Using the name of such a man in this retelling is bad enough, but given how radically the film rearranges the timeline of his life, the argument could be made that Jackman’s lead bears resemblance in name alone. But the character who appears in the film is little better. In his origin story, a cloaked figure with a facial disfigurement offers an adolescent Barnum a small gesture of kindness in his darkest hour. Rather than learning that a physical condition is not the measure of the person as the scene implies, this exchange somehow inspires the man to audition similarly afflicted outsiders and put them on stage for their open humiliation, from which he makes a quick buck before leaving them to it to swoon over the Royal Family. Worse, the film itself uses the image of the man’s facial deformity as a quick emotional wringer, before moving swiftly back to the Beautiful People. The mechanics work in a way similar to the punchline of a joke.
The film flirts with the true nature of Barnum’s business venture, but wrings far more horror out of the moment he almost kisses another woman than his life-long exploitation of some of society’s most vulnerable individuals, and gives him a jubilant redemption when he learns his lesson and finally splits some of his earnings… with the exquisitely handsome Zac Efron! The script’s portrayal of PT Barnum as a loveable dreamer – endowing him with glitz and musical numbers – is bewildering, and a betrayal of the individuals who are forced to the fringes of society everyday through no choice of their own, whose lives are used as nothing but a dramatic device here.
The Greatest Showman is a film which debases itself with contradictions throughout: art for those who defy social norms, shot like a Justin Timberlake music video and fronted by two of the most handsome men in Hollywood.
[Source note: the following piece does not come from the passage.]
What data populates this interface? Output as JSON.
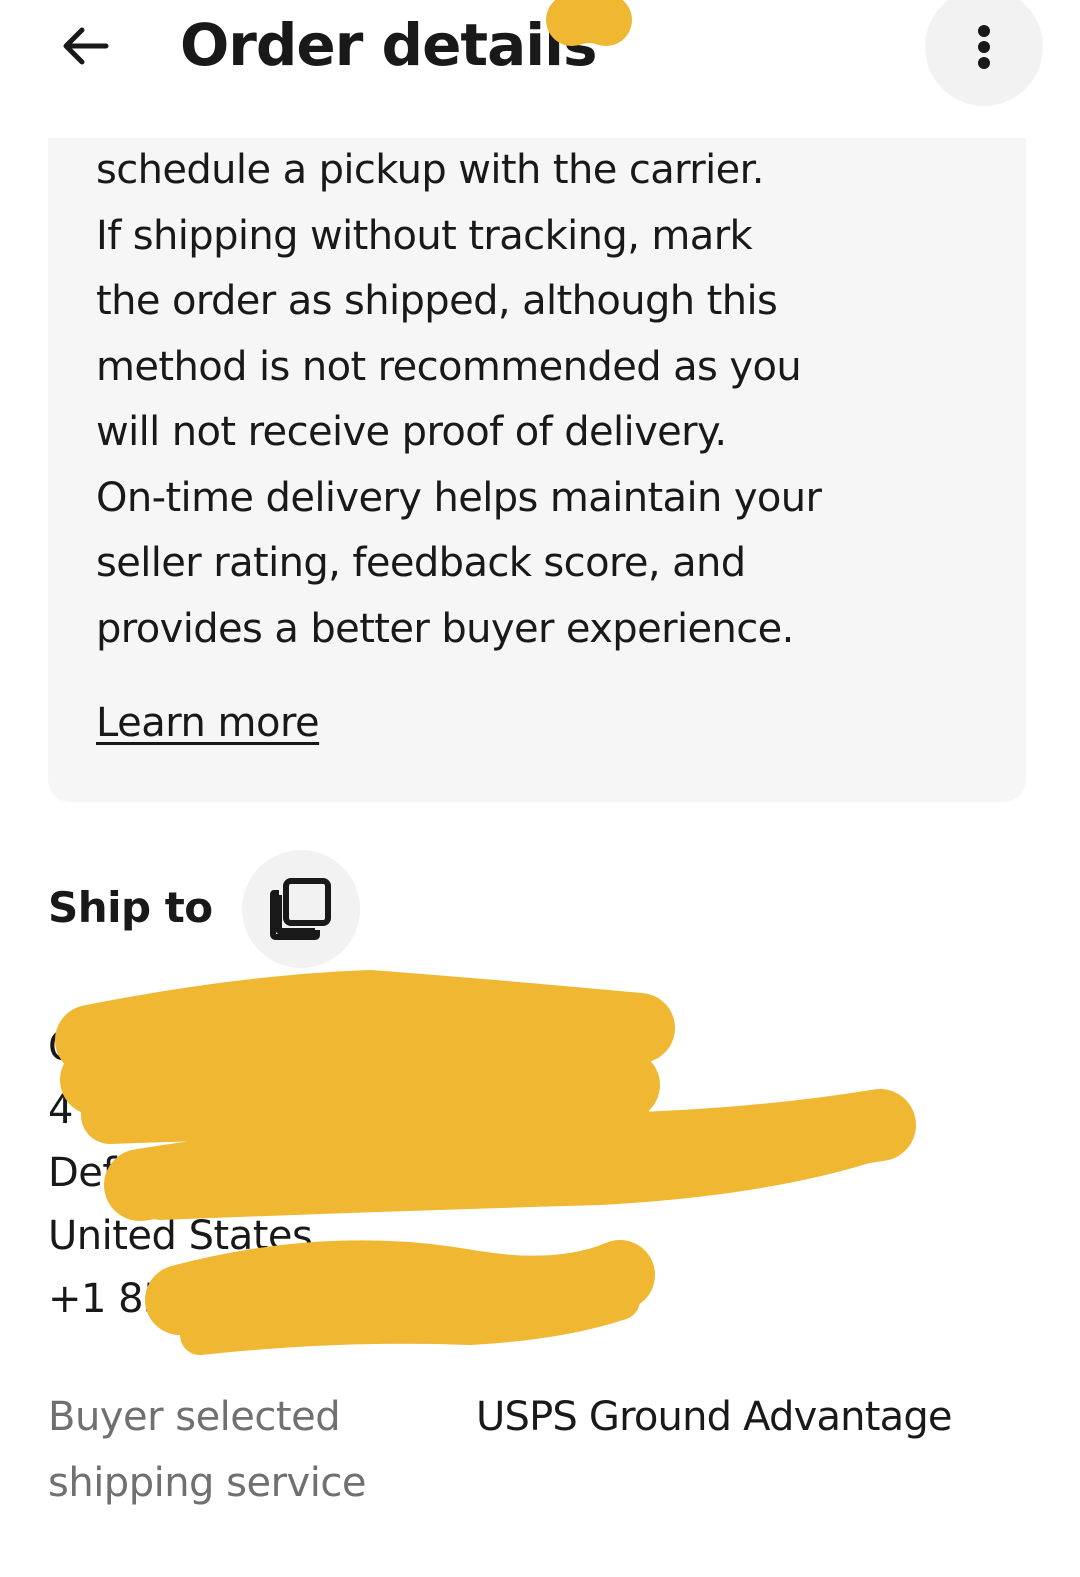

It’s a defiant stand in the name of the vulnerable and dispossessed which is too tepid to cast any of them in the actual film, with one of their greatest abusers as the lead character. Who will 20th Century Fox choice for their next cash cow? A Mussolini musical: The Greatest Strongman…?
The Greatest Showman is a certified *Must Avoid*, and surely one of the most tasteless films released in recent memory.
Words By Liam Inscoe – Jones